1000 days to get it right for every child
16 August 2011
Every Child Counts
1000 days to get it right for every child: Time for courage on children’s issues
Following the release of an economic analysis indicating that poor child outcomes are costing the nation billions of dollars every year ($6bn per annum/ 3 percent of GDP), Every Child Counts* is calling for courageous responses from all political parties.
“The social justice and economic arguments in support of prioritising public effective investment in children – and especially the first 1000 days of life – are irrefutable. Improving life for our youngest citizens is the right thing to do – and it will deliver economic benefits to the nation – but doing so will involve courage from political parties,” said Murray Edridge, Chair of Every Child Counts.
“Every Child Counts is a coalition formed in 2004 to help put children’s issues onto the political agenda. For seven years we have been working to promote political understanding of the very sound reasons to focus on children but for the most part political parties have failed to give adequate attention to this area of policy.
“This year there are signs that a number of political parties are turning their attention to this much-neglected area of social and economic policy. However, there is not yet sufficient acknowledgement in the context of welfare debates that investment in the early years is what helps create the teenagers and young adults that are employable, productive citizens.
“We know it is easy for politicians to justify doing more of the same – or nothing – because pressure comes on from other groups of voters in society. If this happens, children’s issues could once again be marginalised and the children living in the worst hardship would continue to be ignored.
“We want to see courage from all political parties that will ensure children’s interests are firmly in focus, current spending is reviewed for effectiveness through a properly transparent process, and new ways of working are developed so that policies can be advanced that genuinely ensure every child gets a good start in the first 1000 days. Looking at the experience and methodologies used in other countries should be part of this commitment.
“Yesterday we saw an announcement that Police, the Ministry of Social Development and Health will be sharing information to improve child outcomes.

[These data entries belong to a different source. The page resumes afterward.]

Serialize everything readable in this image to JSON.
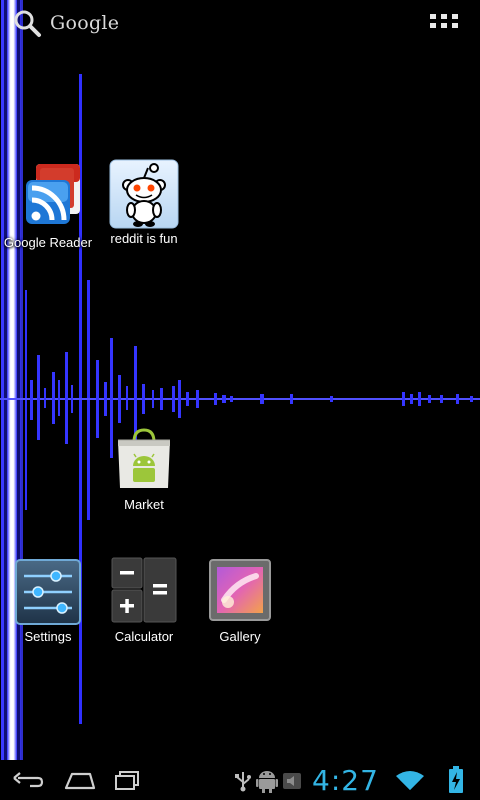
{
  "search": {
    "label": "Google"
  },
  "shortcuts": [
    {
      "label": "Google Reader",
      "icon": "google-reader-icon"
    },
    {
      "label": "reddit is fun",
      "icon": "reddit-alien-icon"
    },
    {
      "label": "Market",
      "icon": "market-bag-icon"
    },
    {
      "label": "Settings",
      "icon": "settings-sliders-icon"
    },
    {
      "label": "Calculator",
      "icon": "calculator-icon"
    },
    {
      "label": "Gallery",
      "icon": "gallery-icon"
    }
  ],
  "system_bar": {
    "time": "4:27",
    "accent_color": "#33b5e5"
  },
  "colors": {
    "wallpaper_line": "#3030ff",
    "background": "#000000"
  }
}
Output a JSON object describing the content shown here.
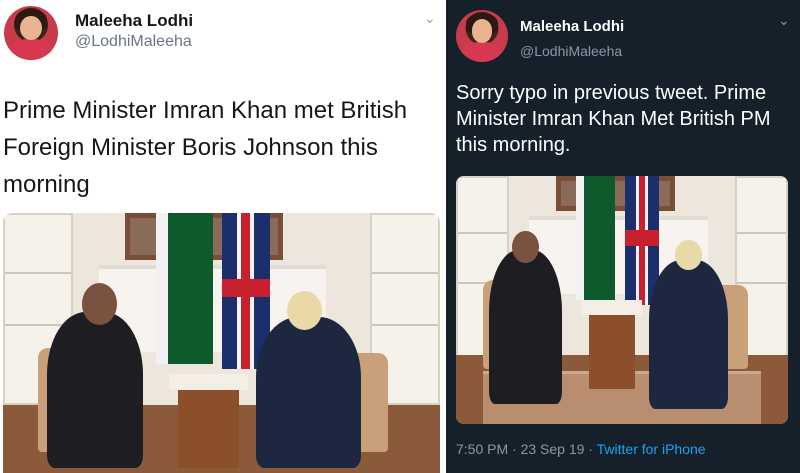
{
  "left_tweet": {
    "name": "Maleeha Lodhi",
    "handle": "@LodhiMaleeha",
    "text": "Prime Minister Imran Khan met British Foreign Minister Boris Johnson this morning"
  },
  "right_tweet": {
    "name": "Maleeha Lodhi",
    "handle": "@LodhiMaleeha",
    "text": "Sorry typo in previous tweet. Prime Minister Imran Khan Met British PM this morning.",
    "time": "7:50 PM",
    "separator_1": "·",
    "date": "23 Sep 19",
    "separator_2": "·",
    "source": "Twitter for iPhone"
  },
  "icons": {
    "menu": "chevron-down-icon",
    "avatar": "profile-photo"
  },
  "colors": {
    "dark_bg": "#15202b",
    "link": "#1da1f2",
    "muted_dark": "#8899a6",
    "muted_light": "#657786"
  }
}
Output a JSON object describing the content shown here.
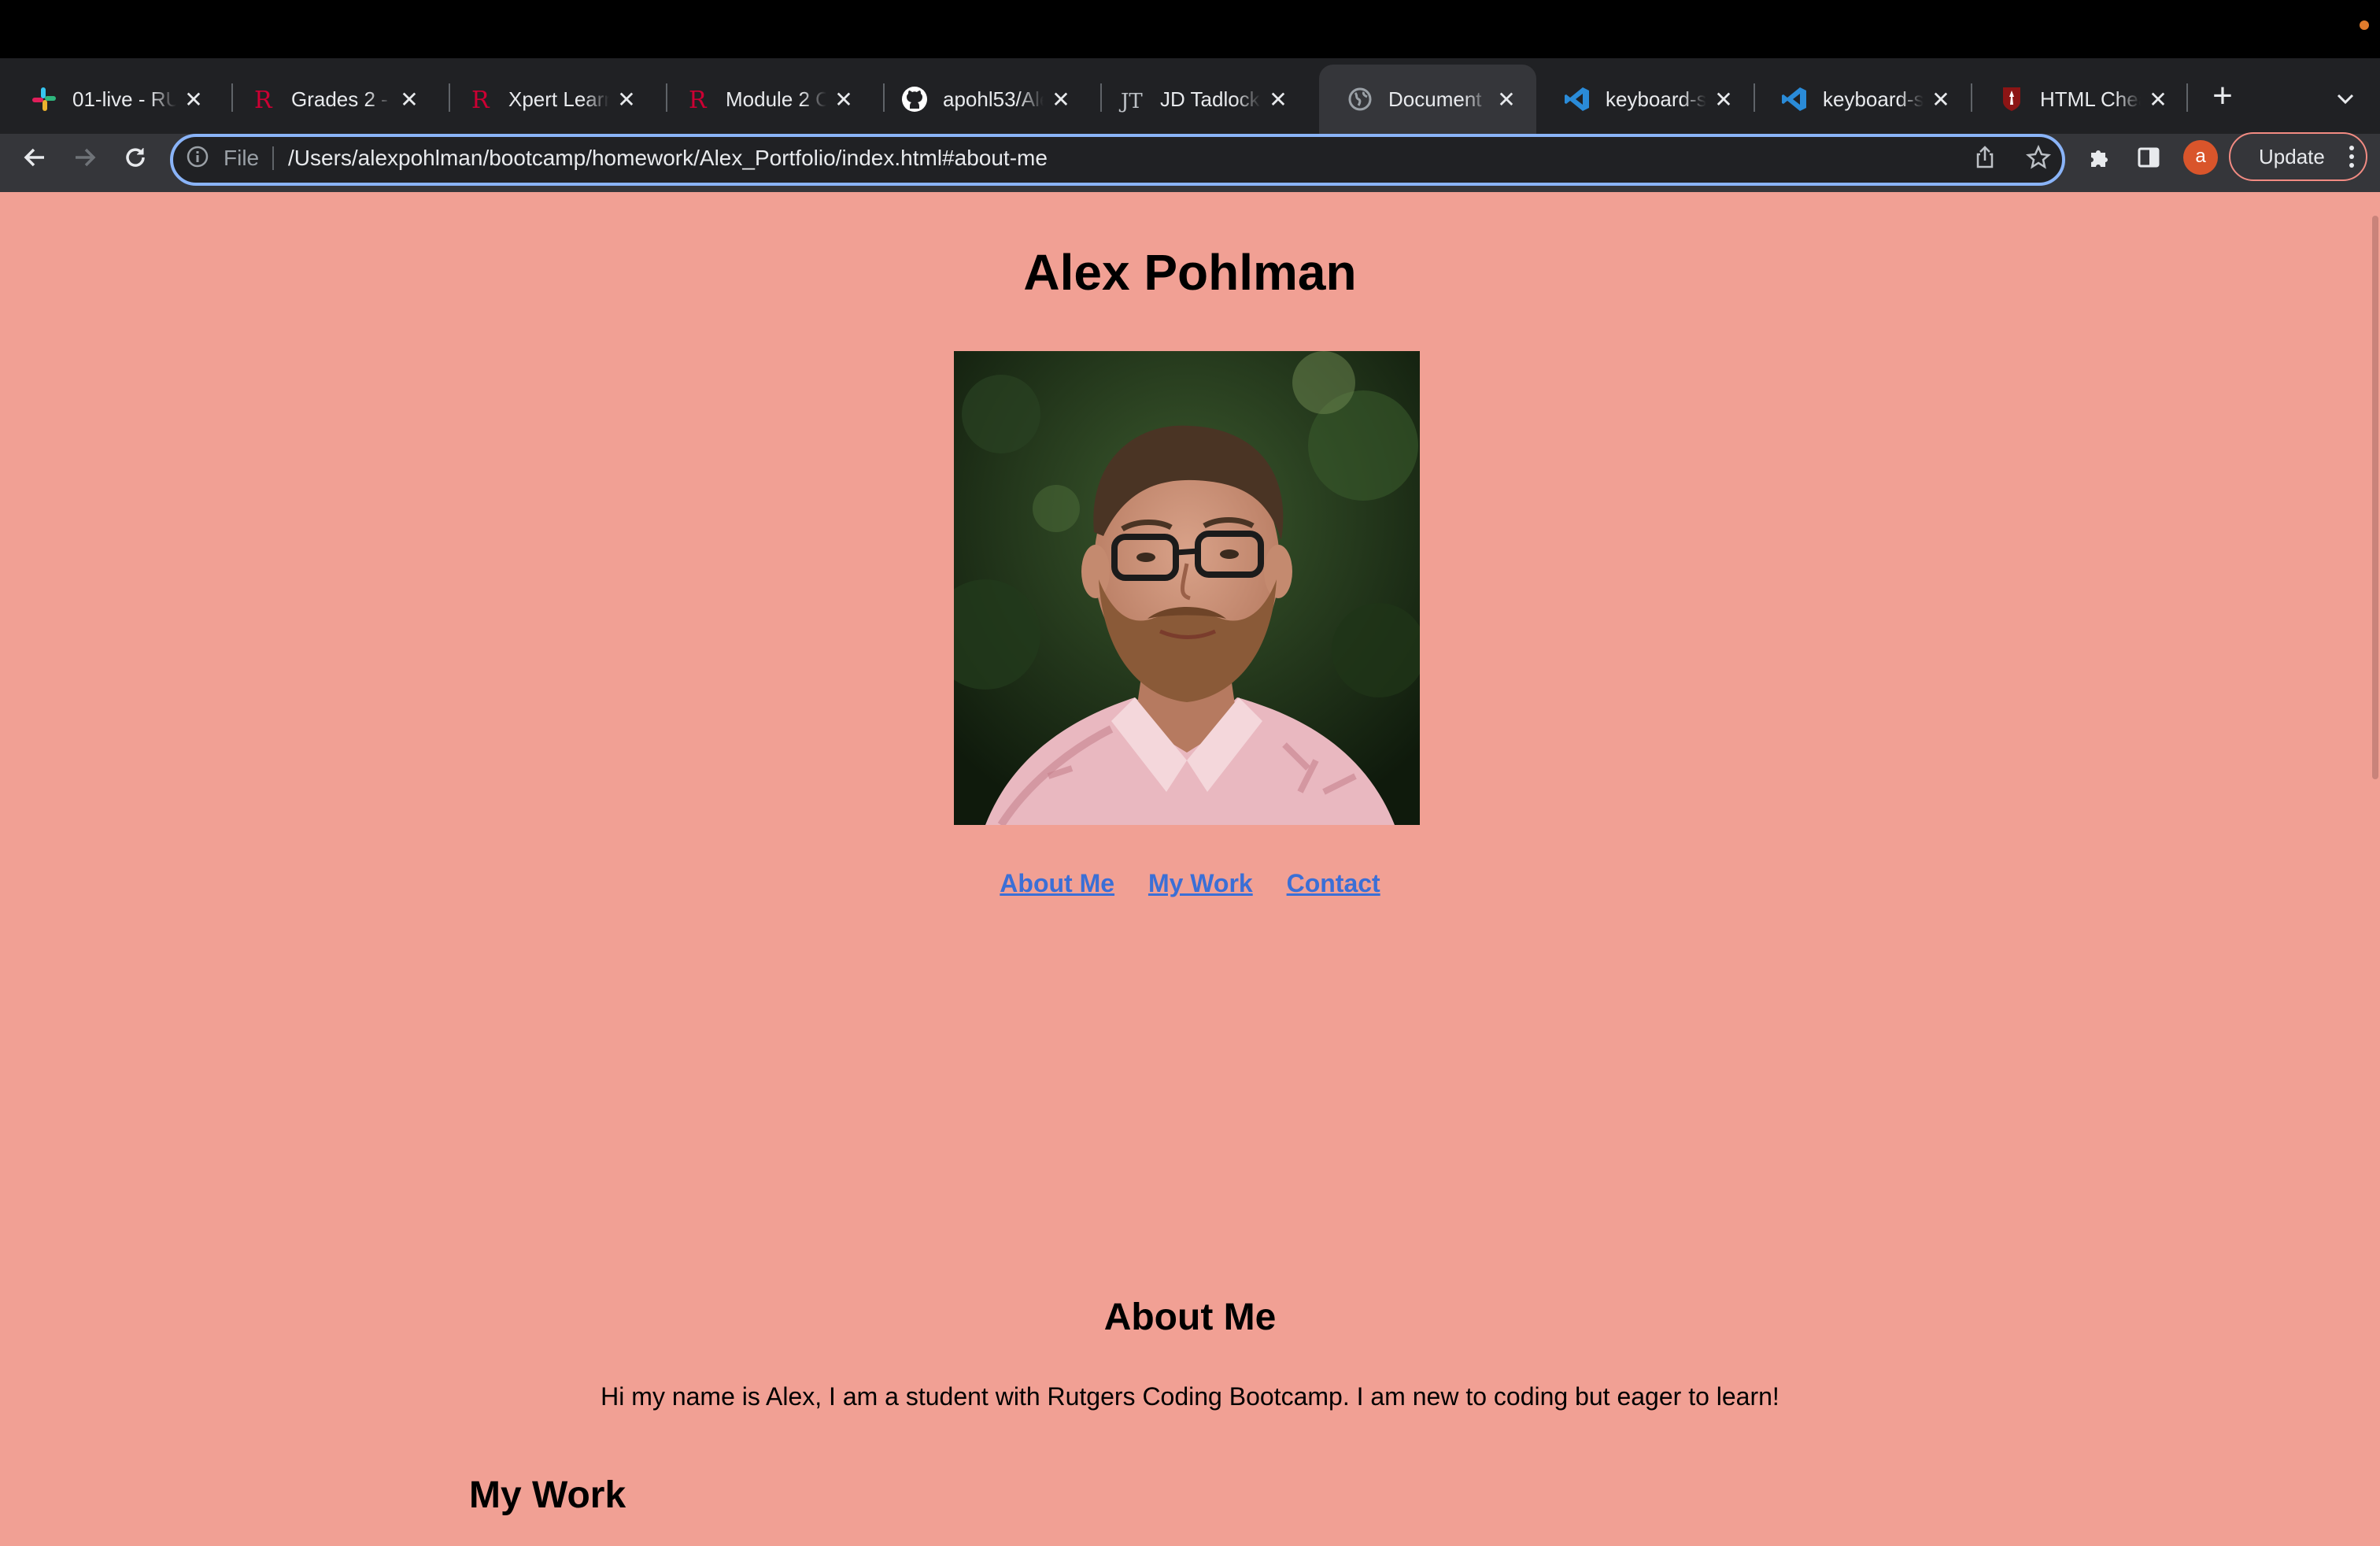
{
  "browser": {
    "tabs": [
      {
        "title": "01-live - RUT",
        "icon": "slack-icon",
        "active": false
      },
      {
        "title": "Grades 2 - B",
        "icon": "rutgers-icon",
        "active": false
      },
      {
        "title": "Xpert Learnin",
        "icon": "rutgers-icon",
        "active": false
      },
      {
        "title": "Module 2 Ch",
        "icon": "rutgers-icon",
        "active": false
      },
      {
        "title": "apohl53/Alex",
        "icon": "github-icon",
        "active": false
      },
      {
        "title": "JD Tadlock | ",
        "icon": "jt-icon",
        "active": false
      },
      {
        "title": "Document",
        "icon": "globe-icon",
        "active": true
      },
      {
        "title": "keyboard-sh",
        "icon": "vscode-icon",
        "active": false
      },
      {
        "title": "keyboard-sh",
        "icon": "vscode-icon",
        "active": false
      },
      {
        "title": "HTML Cheat",
        "icon": "stanford-icon",
        "active": false
      }
    ],
    "address": {
      "scheme_label": "File",
      "url": "/Users/alexpohlman/bootcamp/homework/Alex_Portfolio/index.html#about-me"
    },
    "avatar_letter": "a",
    "update_label": "Update",
    "colors": {
      "tabstrip_bg": "#202124",
      "toolbar_bg": "#35363a",
      "focus_ring": "#8ab4f8",
      "page_bg": "#f1a094",
      "link": "#3b6fd6"
    }
  },
  "page": {
    "title": "Alex Pohlman",
    "nav": [
      "About Me",
      "My Work",
      "Contact"
    ],
    "about": {
      "heading": "About Me",
      "text": "Hi my name is Alex, I am a student with Rutgers Coding Bootcamp. I am new to coding but eager to learn!"
    },
    "work": {
      "heading": "My Work"
    }
  }
}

This kind of cooperation is imperative.
“The major child and family agencies working under the Every Child Counts umbrella will continue coordinating their efforts for as long as it takes to ensure that New Zealand get it right in the first 1000 days of a child’s life,” concluded Mr Edridge.